Plastic Plus Limited
Toronto, Canada

Synopsis: Plastic Plus underwent major expansions in 2008 and 2017, and is currently adding new equipment. (Most of this report refers to the 2017 expansion.) Lab owner and president Paul Faibish offered an inside perspective on how the lab was transformed by new technologies.

Lab Owner’s Report: Paul Faibish

“In 2008, we doubled the size of our building to 13,000 square feet. We added additional freeform and coating equipment at the time. We thought that would satisfy us, but we got busier and busier, and then in 2017 we pulled the trigger and bought the 30,000 square feet building next door. We moved the 50 or 60 feet from one building to the next. We filled it up, and as we speak we’re expanding again. So we’re not stopping.

We were actually the first lab in North America to process freeform lenses. We’ve been doing freeform now for 16 years. As demand has increased, we’ve seen the need for additional equipment, which is due to the need for redundancy. Space has always been an issue—we’ve gone from a couple of manual machines to one line of freeform, to two lines of freeform. Presently, we have three lines of freeform, fully automated, and we’re talking about a fourth line as well.

Now we need more throughput, and we have to adjust a part of the conveyor system. We just ordered some new equipment, and we’re having that installed. Over the next few months, we’re going to acquire additional equipment and reconfigure our conveyor system.

Satisloh is working very closely with us, and they’re going to upgrade the software so it’s a smarter conveyor system. It will take six to nine months to get this completed. With COVID, things aren’t working as quickly as we would like. Everything is more cumbersome. We’ve had delivery system difficulties, and even getting people over the border these days is difficult.
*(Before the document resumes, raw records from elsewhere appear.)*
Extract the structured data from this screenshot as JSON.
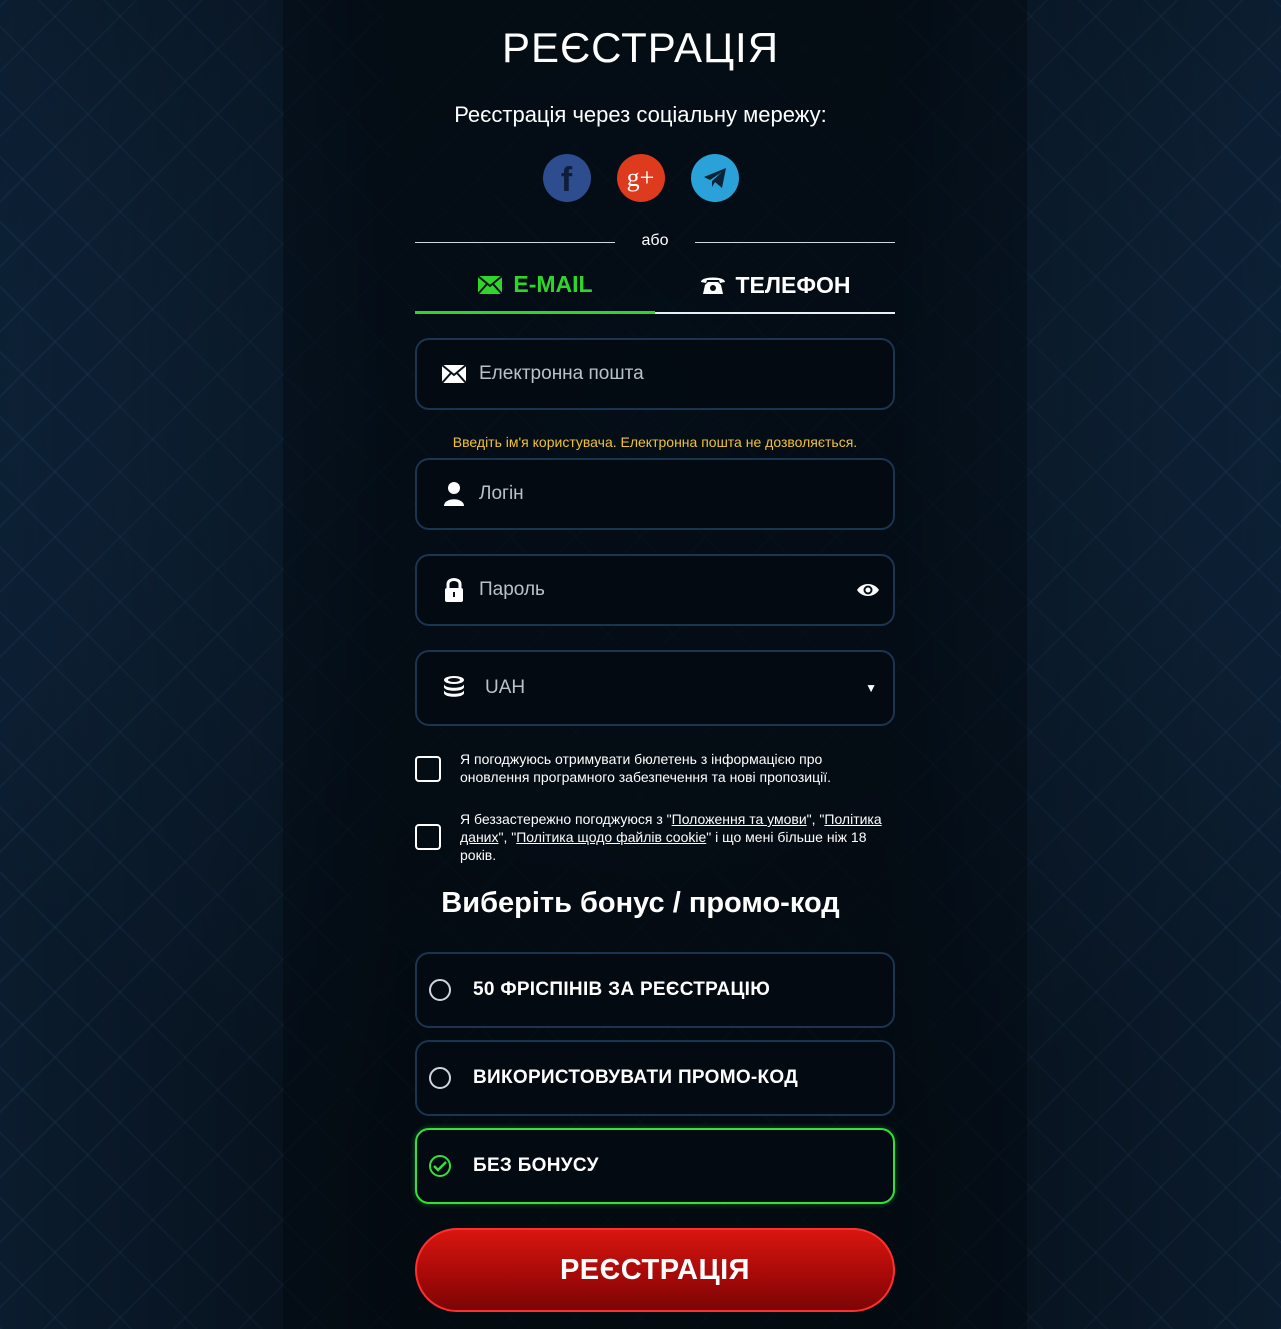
{
  "header": {
    "title": "РЕЄСТРАЦІЯ",
    "social_prompt": "Реєстрація через соціальну мережу:"
  },
  "social": {
    "facebook_glyph": "f",
    "google_glyph": "g+"
  },
  "divider_text": "або",
  "tabs": [
    {
      "label": "E-MAIL",
      "icon": "envelope-icon",
      "active": true
    },
    {
      "label": "ТЕЛЕФОН",
      "icon": "phone-icon",
      "active": false
    }
  ],
  "form": {
    "email_placeholder": "Електронна пошта",
    "username_hint": "Введіть ім'я користувача. Електронна пошта не дозволяється.",
    "login_placeholder": "Логін",
    "password_placeholder": "Пароль",
    "currency_value": "UAH",
    "newsletter_text": "Я погоджуюсь отримувати бюлетень з інформацією про оновлення програмного забезпечення та нові пропозиції.",
    "terms": {
      "part1": "Я беззастережно погоджуюся з \"",
      "link1": "Положення та умови",
      "part2": "\", \"",
      "link2": "Політика даних",
      "part3": "\", \"",
      "link3": "Політика щодо файлів cookie",
      "part4": "\" і що мені більше ніж 18 років."
    }
  },
  "bonus": {
    "title": "Виберіть бонус / промо-код",
    "options": [
      {
        "label": "50 ФРІСПІНІВ ЗА РЕЄСТРАЦІЮ",
        "selected": false
      },
      {
        "label": "ВИКОРИСТОВУВАТИ ПРОМО-КОД",
        "selected": false
      },
      {
        "label": "БЕЗ БОНУСУ",
        "selected": true
      }
    ]
  },
  "submit_label": "РЕЄСТРАЦІЯ",
  "colors": {
    "accent_green": "#2fd52b",
    "hint_yellow": "#f2c230",
    "button_red": "#c8100c",
    "facebook": "#2d4d8f",
    "google": "#dd3a1e",
    "telegram": "#2aa1d9"
  }
}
We’re very lucky we were able to acquire the building next door, because that allowed us to run out of two buildings for about six months. We stayed in our old building while we renovated the new building. We added the new equipment to the new building section by section—for example, when we had the new generators up and running in the new building, we brought the old generator over.

And when we got the new polishers running in the new building, we brought the old polishers over. We actually had less than three hours’ downtime over the entire process. There were multiple days when we worked around the clock, but we only had one IT outage for a couple of hours on a Saturday morning. It wasn’t easy. We worked hard, but that’s what you have to do.
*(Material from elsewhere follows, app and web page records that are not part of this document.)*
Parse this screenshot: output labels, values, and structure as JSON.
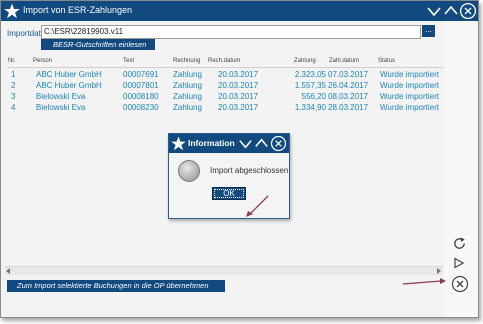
{
  "window": {
    "title": "Import von ESR-Zahlungen"
  },
  "import": {
    "label": "Importdat",
    "path": "C:\\ESR\\22819903.v11",
    "browse_label": "...",
    "besr_button": "BESR-Gutschriften einlesen"
  },
  "table": {
    "headers": [
      "Nr.",
      "Person",
      "Text",
      "Rechnung",
      "Rech.datum",
      "Zahlung",
      "Zahl.datum",
      "Status"
    ],
    "rows": [
      [
        "1",
        "ABC Huber GmbH",
        "00007691",
        "Zahlung",
        "20.03.2017",
        "2.323,05",
        "07.03.2017",
        "Wurde importiert"
      ],
      [
        "2",
        "ABC Huber GmbH",
        "00007801",
        "Zahlung",
        "20.03.2017",
        "1.557,35",
        "26.04.2017",
        "Wurde importiert"
      ],
      [
        "3",
        "Bielowski Eva",
        "00008180",
        "Zahlung",
        "20.03.2017",
        "556,20",
        "08.03.2017",
        "Wurde importiert"
      ],
      [
        "4",
        "Bielowski Eva",
        "00008230",
        "Zahlung",
        "20.03.2017",
        "1.334,90",
        "28.03.2017",
        "Wurde importiert"
      ]
    ]
  },
  "footer": {
    "take_button": "Zum Import selektierte Buchungen in die OP übernehmen"
  },
  "dialog": {
    "title": "Information",
    "message": "Import abgeschlossen",
    "ok_label": "OK"
  },
  "colors": {
    "brand": "#124a80",
    "link_text": "#1a86b8",
    "annotation_arrow": "#8b3a50"
  },
  "icons": [
    "star-icon",
    "chevron-down-icon",
    "chevron-up-icon",
    "close-icon",
    "refresh-icon",
    "play-icon",
    "info-icon"
  ]
}
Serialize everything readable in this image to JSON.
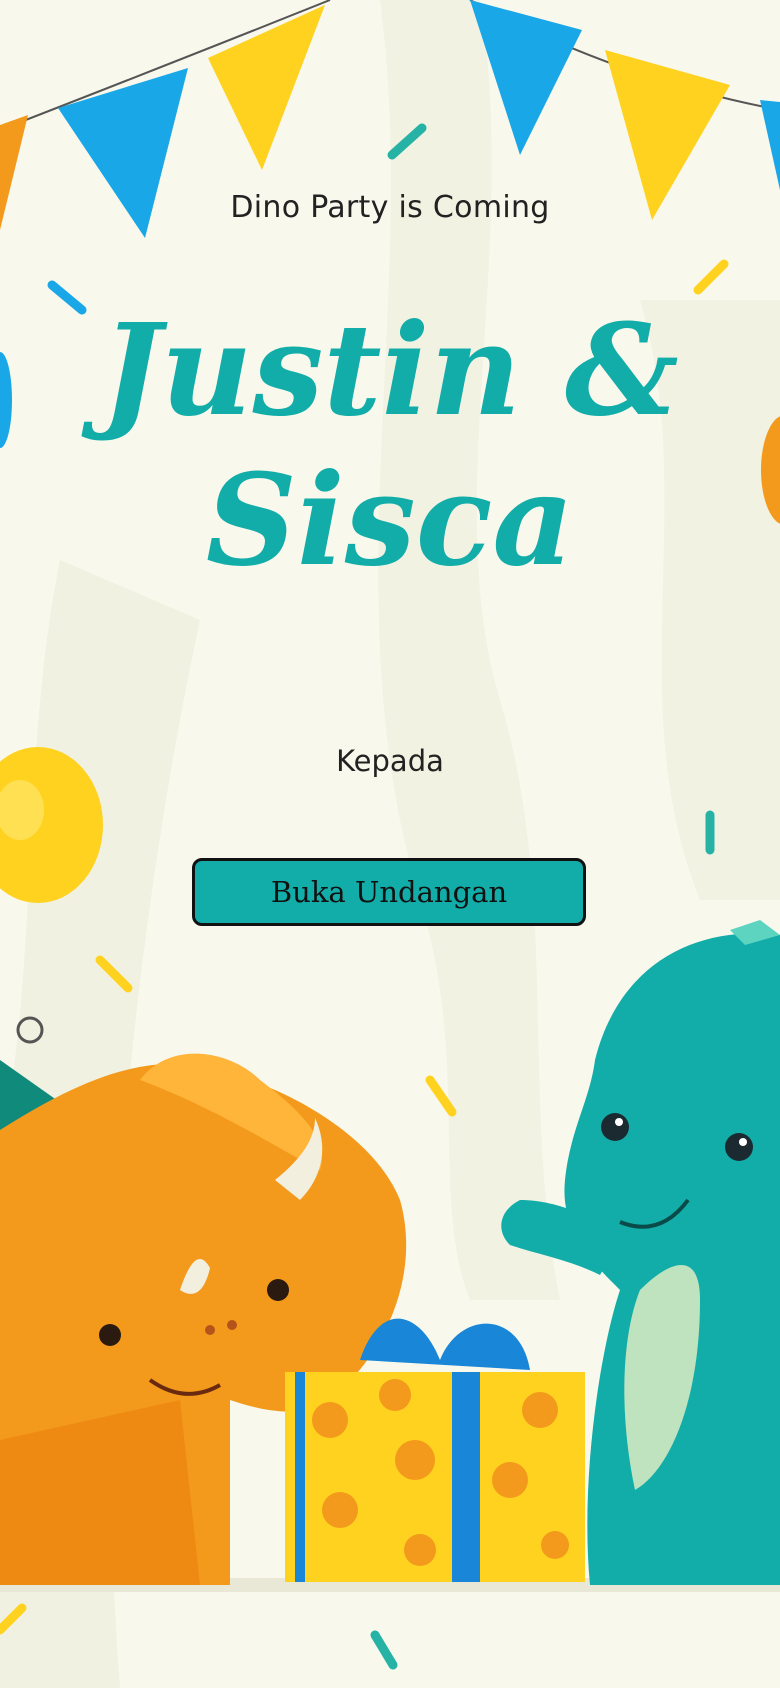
{
  "invitation": {
    "subtitle": "Dino Party is Coming",
    "names_line1": "Justin &",
    "names_line2": "Sisca",
    "to_label": "Kepada",
    "open_button_label": "Buka Undangan"
  },
  "colors": {
    "accent": "#12ada8",
    "background": "#f8f8ec",
    "text": "#222222"
  }
}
The equipment manufacturers help us, but keep in mind that they’re out to sell equipment. You’ve got to look out into the market, you’ve got to look at what your needs are, and we appreciate what they suggest, but sometimes the lab owners know what’s best for them and their market. We were very lucky that we had an excellent contractor. We’ve worked with the same trades for years, and the same trades came through for us and they worked very hard—electrical, IT, our shelving people.

Right now our entire lab is automated, from blocking to surfacing, to hard coating and to the mapper, everything is online and nobody touches a lens. We’re busy—currently we’re running our lab five days a week, 18 hours per day, and we’re doing a shift on Saturdays as well. 100 percent of production goes on the freeform line, conventional and freeform lenses regardless of brand, and then we’ve got a large coating lab as well with full dip coating and AR.

Since the expansion in 2008, we’re probably up 400 percent to 500 percent. Plus, between 2008 and now, our customers have come to expect better quality, better service, and faster delivery time. The bar just keeps getting higher and higher all the time.”